=== Begin Enclosure ===

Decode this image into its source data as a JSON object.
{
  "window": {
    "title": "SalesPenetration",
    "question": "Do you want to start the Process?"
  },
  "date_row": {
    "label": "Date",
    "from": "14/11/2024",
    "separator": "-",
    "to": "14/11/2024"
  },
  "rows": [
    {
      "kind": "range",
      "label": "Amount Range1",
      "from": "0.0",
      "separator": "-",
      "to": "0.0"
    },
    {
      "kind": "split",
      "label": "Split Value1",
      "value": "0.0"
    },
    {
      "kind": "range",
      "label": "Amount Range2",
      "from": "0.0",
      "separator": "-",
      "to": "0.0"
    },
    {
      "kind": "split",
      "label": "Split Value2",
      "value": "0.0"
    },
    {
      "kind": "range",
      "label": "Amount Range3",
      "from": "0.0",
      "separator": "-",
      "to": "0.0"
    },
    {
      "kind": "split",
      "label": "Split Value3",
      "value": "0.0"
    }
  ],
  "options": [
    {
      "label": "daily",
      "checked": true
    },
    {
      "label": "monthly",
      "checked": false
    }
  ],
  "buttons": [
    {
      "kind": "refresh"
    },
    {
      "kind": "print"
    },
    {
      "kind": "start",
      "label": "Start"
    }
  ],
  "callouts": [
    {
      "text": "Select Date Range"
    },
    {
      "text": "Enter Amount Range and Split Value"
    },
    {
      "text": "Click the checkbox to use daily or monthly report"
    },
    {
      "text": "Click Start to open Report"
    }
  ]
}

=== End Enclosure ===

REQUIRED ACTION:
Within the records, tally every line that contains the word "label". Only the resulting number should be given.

SOLUTION TO THIS PROBLEM:
10